*** I highly recommend this book to composers, singers and interested parties alike!***
I usually wind up with some pretty wild free-association-generated images that only make sense to me and make everyone else either laugh nervously or scrunch up their faces in confusion. I’ll say “Oh! I GET IT! Like a sad rooster whose wattle is flapping everywhere as he mournfully heralds another dark rainy morning!” And the flutist will scratch his head with his piccolo and cock his eyebrow at me before asking if we can please take it from m. 17, again. But hey! Whatever works!

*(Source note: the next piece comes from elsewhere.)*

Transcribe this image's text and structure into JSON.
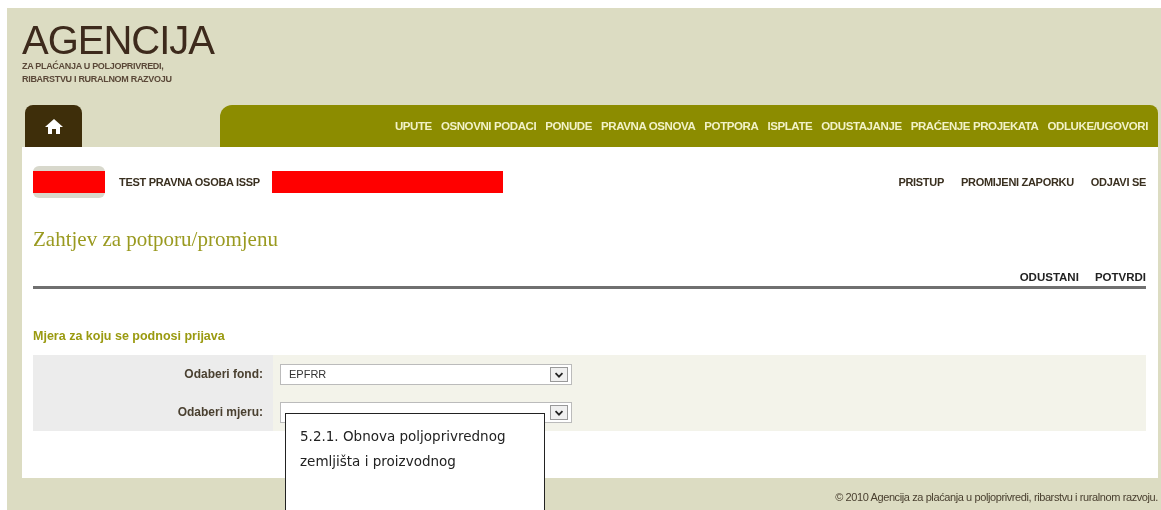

In the score, my favourite way to mark these indications is with COLOURED PENCILS! Once I have worked out these details in my mind and marked the passages correspondingly, the writing in 98% of pieces I’ve looked at all of a sudden makes 600% more sense. This is where “learning and remembering patterns” ends and morphs my activity into “actually making music”; a much more satisfying and worthwhile pursuit. I certainly don’t mean to focus on interpretation to the point of ignoring or fudging the written pitches or rhythms; I am suggesting that all of these aspects be developed in parallel in order to achieve a wholistic understanding of the music as a complete work of art. Working in this way is fundamental to the approach of Maestro Iwan Edwards, whom I was privileged to learn from for my three years as a member of Concerto Della Donna. I felt compelled to mention him partially because I am singing in my last concert with the choir this coming weekend, and partially because being continually exposed to this approach has been invaluable to my growth as an artist over the past years. Iwan always tells us “the answers are all in the text!”, and in my experience, that remains true!

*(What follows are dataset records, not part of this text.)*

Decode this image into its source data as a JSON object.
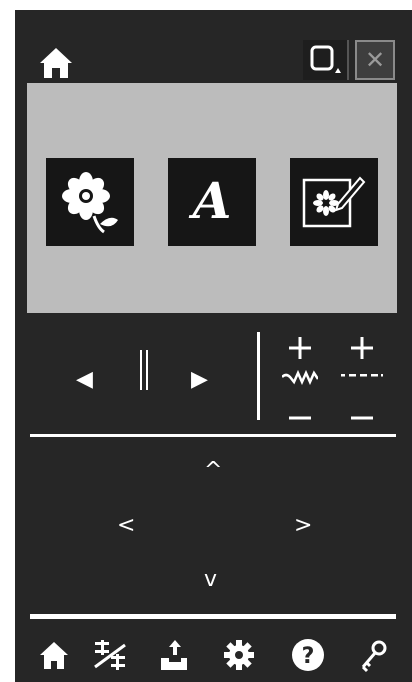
{
  "topbar": {
    "home_icon": "home-icon",
    "frame_icon": "hoop-frame-icon",
    "close_label": "✕"
  },
  "modes": [
    {
      "name": "embroidery-mode",
      "icon": "flower-icon"
    },
    {
      "name": "text-mode",
      "icon": "font-letter-icon",
      "letter": "A"
    },
    {
      "name": "edit-mode",
      "icon": "design-edit-icon"
    }
  ],
  "controls": {
    "back_label": "◀",
    "pause_label": "‖",
    "forward_label": "▶",
    "plus_label": "+",
    "minus_label": "−"
  },
  "navigation": {
    "up_label": "^",
    "left_label": "<",
    "right_label": ">",
    "down_label": "v"
  },
  "bottombar": {
    "icons": [
      "home-icon",
      "thread-icon",
      "export-icon",
      "settings-icon",
      "help-icon",
      "key-icon"
    ],
    "help_label": "?"
  },
  "colors": {
    "background": "#262626",
    "panel": "#bcbcbc",
    "tile": "#161616",
    "foreground": "#ffffff"
  }
}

Taking the time to understand why a composer asks for something specific usually helps me learn to do it. My experience with Mason is no exception! In vocal writing, composers work to bring out certain aspects of the text. Mason uses complex rhythm to highlight and contrast points of text and their related sentiments. Talking about some of his specific choices and hearing him verbally express what he wants me to communicate with the audience really helped to get me out of my head and into the music– and I’m not talking about the page of music and the symbols representing the music but the real MUSIC of the MUSIC– which is really the reason I’m doing any of this in the first place.